Mexico has also been hit hard by American policy, notably president Trump’s call for a border wall and the US government advisory banning government workers from travelling to certain areas. As Zozaya candidly puts it: “The greater [Trump’s] obsession with the wall, the more dangerous he makes Mexico sound, the more people want the wall. And that damages Mexico’s reputation on the world stage - and this worries us. It affects rhetoric, it effects tourism.”
The destination is losing US market share in particular. But the new secretary of tourism, Miguel Torruco, having just seen his first 100 days of office, seemed confident in his unconventional strategy. At a press conference given at the close of Tianguis Turístico he spoke about the new methods he would be using in the absence of the Mexico Tourism Board. These include using the power of embassies and cities, relying on word of mouth for the best promotion, and using technology (such as apps and the popularity of the VisitMexico website) to reach consumers and agents directly. As he puts it: “Instead of shooting everywhere we’re going to shoot on target - and use this new technology platform to do so.”
Mexico secretary of tourism, Miguel Torruco, expressed confidence in the future of the sector
There are also plans to aim for a slice of the lucrative Asian market with ‘Operation Knocking Doors’ – a series of meetings set up by the government to try and attract some of the 130 million outbound trips made annually by Chinese travellers alone.
Time will tell if this will be enough to counter the loss of key tourism resources, knowledge and networks represented by the Mexico Tourist Board. Mexico has a wealth of attractions to offer visitors. Each region offers a completely distinct feel from the next, making it ideal for multi-destination tourism.
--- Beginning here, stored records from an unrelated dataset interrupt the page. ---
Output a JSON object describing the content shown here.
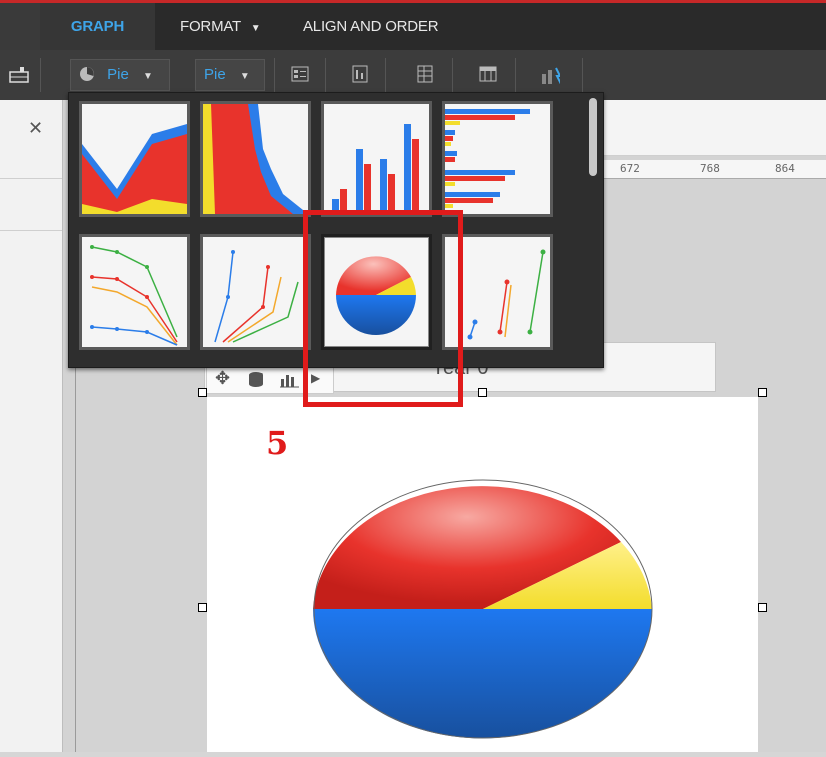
{
  "ribbon": {
    "tabs": [
      {
        "label": "GRAPH",
        "active": true
      },
      {
        "label": "FORMAT",
        "has_dropdown": true
      },
      {
        "label": "ALIGN AND ORDER"
      }
    ]
  },
  "toolbar": {
    "chart_type_label": "Pie",
    "chart_subtype_label": "Pie",
    "icons": [
      "chart-type-icon",
      "legend-icon",
      "data-values-icon",
      "grid-icon",
      "table-icon",
      "bar-analysis-icon"
    ]
  },
  "ruler": {
    "ticks": [
      "672",
      "768",
      "864"
    ]
  },
  "report": {
    "header_text": "Year 0"
  },
  "gallery": {
    "items": [
      {
        "name": "area-chart-thumb",
        "selected": false
      },
      {
        "name": "stacked-area-vertical-thumb",
        "selected": false
      },
      {
        "name": "vertical-bar-thumb",
        "selected": false
      },
      {
        "name": "horizontal-bar-thumb",
        "selected": false
      },
      {
        "name": "line-chart-thumb",
        "selected": false
      },
      {
        "name": "vertical-line-thumb",
        "selected": false
      },
      {
        "name": "pie-chart-thumb",
        "selected": true
      },
      {
        "name": "scatter-chart-thumb",
        "selected": false
      }
    ]
  },
  "annotation": {
    "step_number": "5",
    "color": "#e01b1b"
  },
  "colors": {
    "accent_blue": "#3ea4e8",
    "series_red": "#e8332c",
    "series_blue": "#1e6fe0",
    "series_yellow": "#f3dd2c",
    "series_green": "#3cb043"
  }
}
But as Zozaya puts it: “Publicity, safety, infrastructure have to be aligned in our strategy: great resources are not enough.”
Tianguis Turístico is the most important event for the Mexican tourism industry and takes the form of a business forum based on pre-scheduled appointments between buyers and exhibitors.
Find out more on the official website.